Seeing an Apple I computer nowadays is like seeing a giant squid: it’s rare and you can’t exactly walk up to an Apple store to buy one nowadays. These were introduced in 1976, exactly 39 years ago, and were designed and hand-built by Apple co-founder Steve Wozniak.
If you are looking for one, don’t fret: there’s currently one available at auction house Christie’s. Unfortunately, to get your hands on the rare 1970s computer, you need at least $371,000 to make the first bid and at least $775,000 tops – that is if there’s no one else willing to pay more for it. Other than the computer itself, you will also receive another rare item, which Christie’s describes as “the extremely rare first manual issued by the Apple Computer Company”.

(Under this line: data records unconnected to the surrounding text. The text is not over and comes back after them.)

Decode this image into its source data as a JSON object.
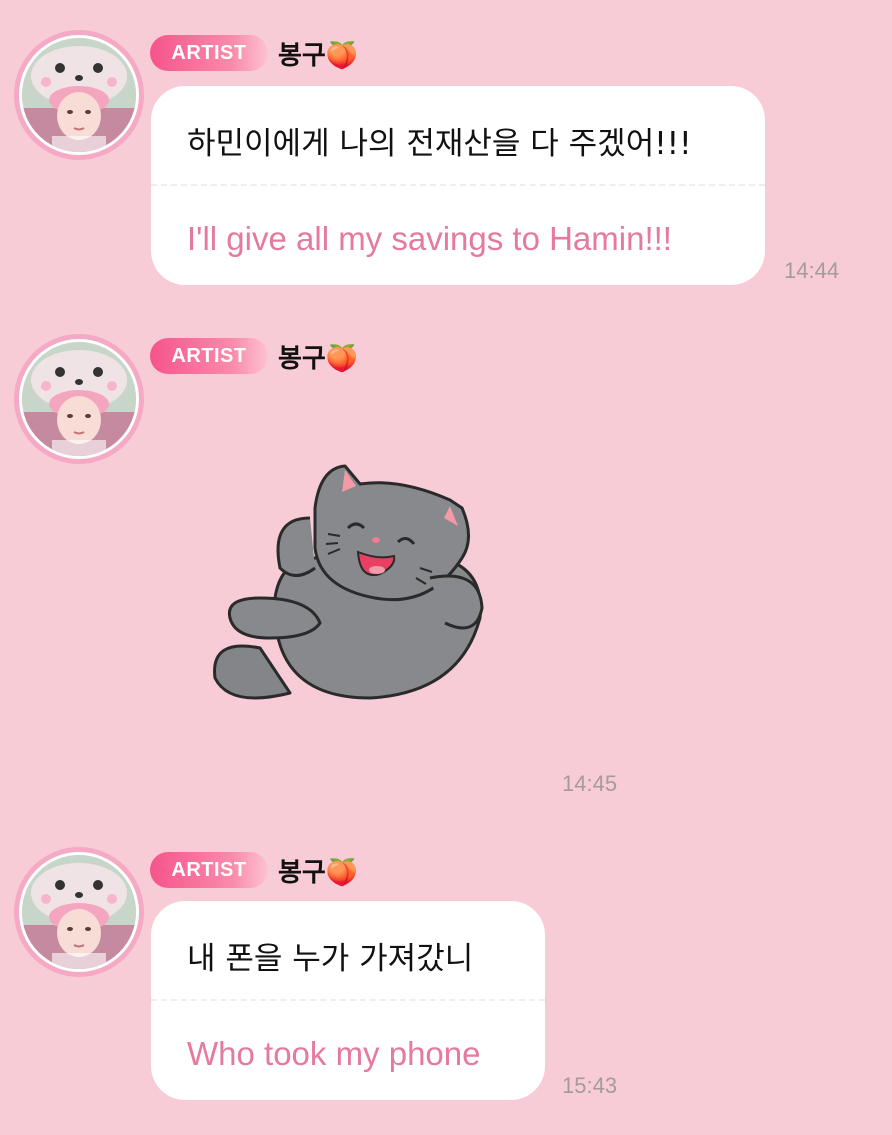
{
  "messages": [
    {
      "badge": "ARTIST",
      "sender": "봉구🍑",
      "korean": "하민이에게 나의 전재산을 다 주겠어!!!",
      "english": "I'll give all my savings to Hamin!!!",
      "time": "14:44"
    },
    {
      "badge": "ARTIST",
      "sender": "봉구🍑",
      "sticker": "gray-cat-lounging-sticker",
      "time": "14:45"
    },
    {
      "badge": "ARTIST",
      "sender": "봉구🍑",
      "korean": "내 폰을 누가 가져갔니",
      "english": "Who took my phone",
      "time": "15:43"
    }
  ],
  "colors": {
    "background": "#f8ccd6",
    "badge_start": "#f6548c",
    "translation_text": "#e5799e",
    "avatar_ring": "#f5a9c4",
    "timestamp": "#a39b9e"
  }
}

Currently, there are only 50 computers like these are known to exist – this is rather impressive considering that only 200 of these were made. When Apple released the Apple I’s successor, Apple II, the company offered discounts to Apple I users who will return their old computers. These were somehow destroyed – there are only a handful of them belonging to private collectors, while most are with museums and public displays.
The computer’s specifications are laughable in today’s standards but they were revolutionary back when they were released. The one at Christie’s contains a 6502 CPU, an 8KB of RAM (roughly the file size of the text in this entry) in 16-pin 4K memory chips, and three Big-Blue power capacitors. It also includes the Apple cassette interface card.
If you are planning to hop on a plane to Britain, take note that this particular Apple I computer has not been turned on since 2005, increasing fears that it may no longer be in near-perfect condition. Take note that there are only a few engineers in the world which can help fix it – one of whom is the original designer Steve Wozniak.
Currently, there are two Apple I computers up for display in the United States which are the American Computer Museum in Bozeman, Montana, and the Computer History Museum in Mountain View, California.
The Apple I computer is part of the auction dubbed by Christie as the “Seven Centuries of Science” which also features machines like the Enigma machine used by Germany in World War II along with a brass astrolabe.
The sale is up until October 29, so you will need to gather up your funds now to jump on this sale immediately.